- Do you think we have enough awareness about the course in the country? What can be done to increase the awareness and interest among the students to pursue OT as a career option?
When it comes to awareness about OT, it is a persistent problem in our country. We need to inform students about the sector at the school level by telling them about the importance of OT and how it can help people get back to their normal lives. There can be street plays, television commercials and newspaper/billboard advertisements from by the government to spread awareness among the common people about its benefits. We can also use technology and take help from social media to make people aware about the stream.
- What according to you is the role of AIOTA (All India Occupational Therapy Association) in developing OT as a profession in India? Do you think enough steps have been taken by the body?
AIOTA is a national level organization which is mostly a regulatory body that monitors the functioning and infrastructure of the colleges that offer the course in India. I don’t know much about the kind of work they are doing for awareness, but they should take some measures and conduct activities such as workshops and seminars at the national level for the development of the course.
- What is the status of services provided at the private and public hospitals in the country when it comes to Occupational Therapy?
Private hospitals do not have enough number of posts for Occupational Therapists and in BMC supported or public hospitals there is a lack of infrastructure. Even if students go out from the college to any of the public hospitals to practice, they will not get hands-on equipment to practice on. When the same students go abroad for their studies, they find it initially difficult to comprehend the kind of equipment and infrastructure that they receive there. So, we need to standardize the course both academically and at the level of infrastructure, to provide an edge to our students when they complete their course and work as professionals in the field of Occupational Therapy in India or abroad.
- With technological advancements and innovation of modern splints and adaptive devices, do you think the Occupational Therapy treatment can reach to new heights?
We are currently using modern day splints and adaptive devices for treatment.
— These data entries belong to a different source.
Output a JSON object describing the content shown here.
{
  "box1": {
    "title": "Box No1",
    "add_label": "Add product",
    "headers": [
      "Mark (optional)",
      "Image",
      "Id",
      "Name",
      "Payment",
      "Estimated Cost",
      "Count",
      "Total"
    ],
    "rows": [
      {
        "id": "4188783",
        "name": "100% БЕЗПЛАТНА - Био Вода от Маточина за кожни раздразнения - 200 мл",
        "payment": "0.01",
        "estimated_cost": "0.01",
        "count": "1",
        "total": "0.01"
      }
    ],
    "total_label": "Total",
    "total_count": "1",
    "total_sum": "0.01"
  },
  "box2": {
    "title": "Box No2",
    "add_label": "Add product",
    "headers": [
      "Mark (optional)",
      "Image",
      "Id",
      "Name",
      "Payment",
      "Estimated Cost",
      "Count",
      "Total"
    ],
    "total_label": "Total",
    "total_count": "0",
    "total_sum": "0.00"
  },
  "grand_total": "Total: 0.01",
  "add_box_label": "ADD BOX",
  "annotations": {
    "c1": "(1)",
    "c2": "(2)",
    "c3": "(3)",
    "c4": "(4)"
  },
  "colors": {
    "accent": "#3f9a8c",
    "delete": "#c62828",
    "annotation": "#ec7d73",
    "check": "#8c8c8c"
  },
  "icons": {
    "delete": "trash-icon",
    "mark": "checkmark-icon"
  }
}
But technology comes later when it comes to Occupational Therapy. It is about the application of theory that the practitioners need to apply to individual cases according to the needs. They need to understand the problem of the patient first and apply their understanding and techniques to their treatment.
- Do you think it is needed to develop awareness among the people and make them conscious psychologically so that they can accept it as part of a clinical procedure? What measures can be taken to achieve the same?
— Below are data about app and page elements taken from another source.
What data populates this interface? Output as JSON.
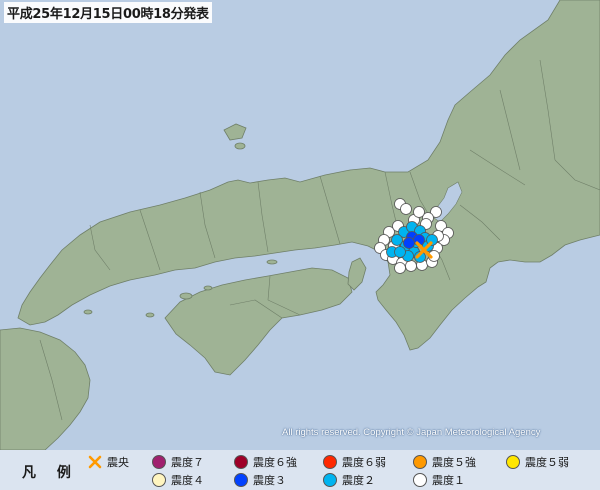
{
  "header": {
    "title": "平成25年12月15日00時18分発表"
  },
  "map": {
    "copyright": "All rights reserved. Copyright © Japan Meteorological Agency",
    "colors": {
      "sea": "#b9cce3",
      "land": "#9fb395",
      "border": "#6f7f68",
      "lake": "#b9cce3"
    },
    "epicenter_icon": "x-mark-icon"
  },
  "legend": {
    "heading": "凡 例",
    "items": [
      {
        "label": "震央",
        "kind": "epicenter",
        "color": "#ff9900"
      },
      {
        "label": "震度７",
        "kind": "circle",
        "color": "#a0206e"
      },
      {
        "label": "震度６強",
        "kind": "circle",
        "color": "#9e0028"
      },
      {
        "label": "震度６弱",
        "kind": "circle",
        "color": "#ff2800"
      },
      {
        "label": "震度５強",
        "kind": "circle",
        "color": "#ff9900"
      },
      {
        "label": "震度５弱",
        "kind": "circle",
        "color": "#ffe600"
      },
      {
        "label": "震度４",
        "kind": "circle",
        "color": "#fff5c0"
      },
      {
        "label": "震度３",
        "kind": "circle",
        "color": "#0041ff"
      },
      {
        "label": "震度２",
        "kind": "circle",
        "color": "#00b4f0"
      },
      {
        "label": "震度１",
        "kind": "circle",
        "color": "#ffffff"
      }
    ]
  }
}
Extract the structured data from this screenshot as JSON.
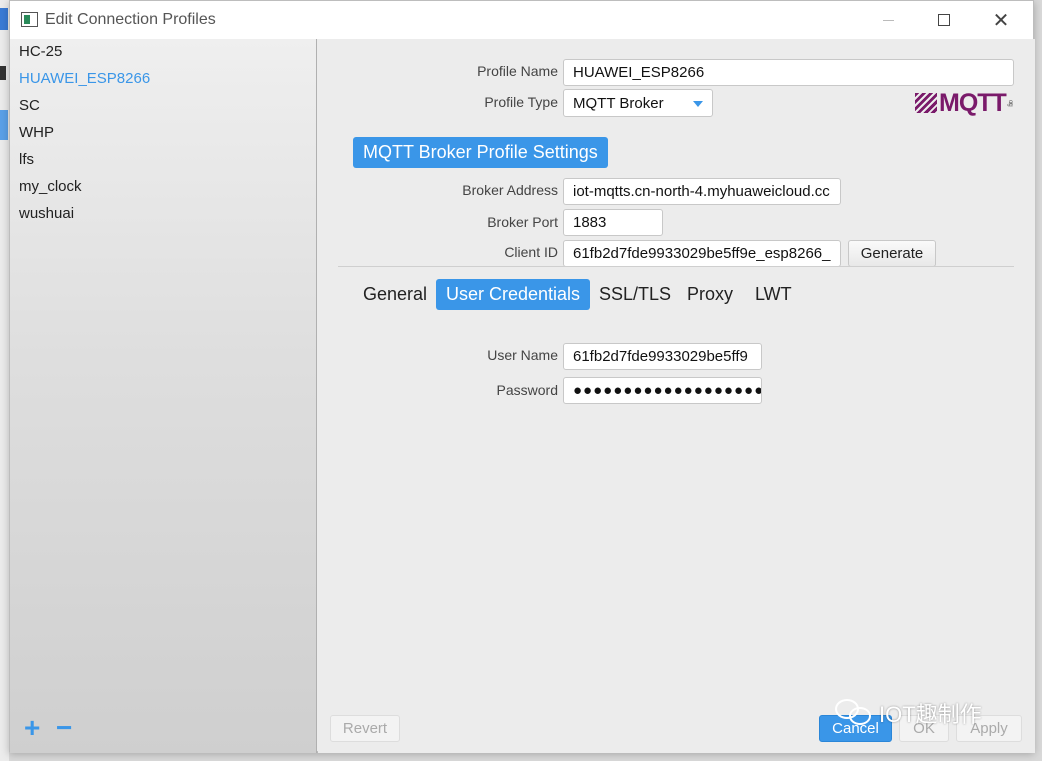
{
  "window": {
    "title": "Edit Connection Profiles",
    "close_glyph": "✕"
  },
  "sidebar": {
    "profiles": [
      {
        "label": "HC-25",
        "selected": false
      },
      {
        "label": "HUAWEI_ESP8266",
        "selected": true
      },
      {
        "label": "SC",
        "selected": false
      },
      {
        "label": "WHP",
        "selected": false
      },
      {
        "label": "lfs",
        "selected": false
      },
      {
        "label": "my_clock",
        "selected": false
      },
      {
        "label": "wushuai",
        "selected": false
      }
    ],
    "add_glyph": "+",
    "remove_glyph": "−"
  },
  "profile": {
    "name_label": "Profile Name",
    "name_value": "HUAWEI_ESP8266",
    "type_label": "Profile Type",
    "type_value": "MQTT Broker"
  },
  "logo": {
    "text": "MQTT",
    "sub": "org"
  },
  "broker": {
    "section_title": "MQTT Broker Profile Settings",
    "address_label": "Broker Address",
    "address_value": "iot-mqtts.cn-north-4.myhuaweicloud.cc",
    "port_label": "Broker Port",
    "port_value": "1883",
    "client_id_label": "Client ID",
    "client_id_value": "61fb2d7fde9933029be5ff9e_esp8266_",
    "generate_label": "Generate"
  },
  "tabs": [
    {
      "label": "General",
      "active": false
    },
    {
      "label": "User Credentials",
      "active": true
    },
    {
      "label": "SSL/TLS",
      "active": false
    },
    {
      "label": "Proxy",
      "active": false
    },
    {
      "label": "LWT",
      "active": false
    }
  ],
  "credentials": {
    "username_label": "User Name",
    "username_value": "61fb2d7fde9933029be5ff9",
    "password_label": "Password",
    "password_value": "●●●●●●●●●●●●●●●●●●●●"
  },
  "footer": {
    "revert_label": "Revert",
    "cancel_label": "Cancel",
    "ok_label": "OK",
    "apply_label": "Apply"
  },
  "watermark": {
    "text": "IOT趣制作"
  },
  "colors": {
    "accent": "#3a96e8",
    "mqtt_logo": "#7a1a6a"
  }
}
Changing patient’s psychology depends completely on the referral of the doctors. If a doctor who is treating a patient with a fracture tells them to visit an OT or PT after their plaster is off, the patients will consider this as a priority. They will not neglect the consultation given by the doctor and possibly prefer to visit an OT for better treatment so that they can get back to their normal lives. Hence, the awareness about the stream is needed at the level of doctors as well. Every time a referral is made by doctors, it is always made for either PT or OT/PT. It is never mentioned individually as OT in the referral and this is depressing. We want to be recognized and have a unique identity, and make people recognize that we also provide exercise and physical activities to the patients which translate into functional abilities and make them get back to their normal working life.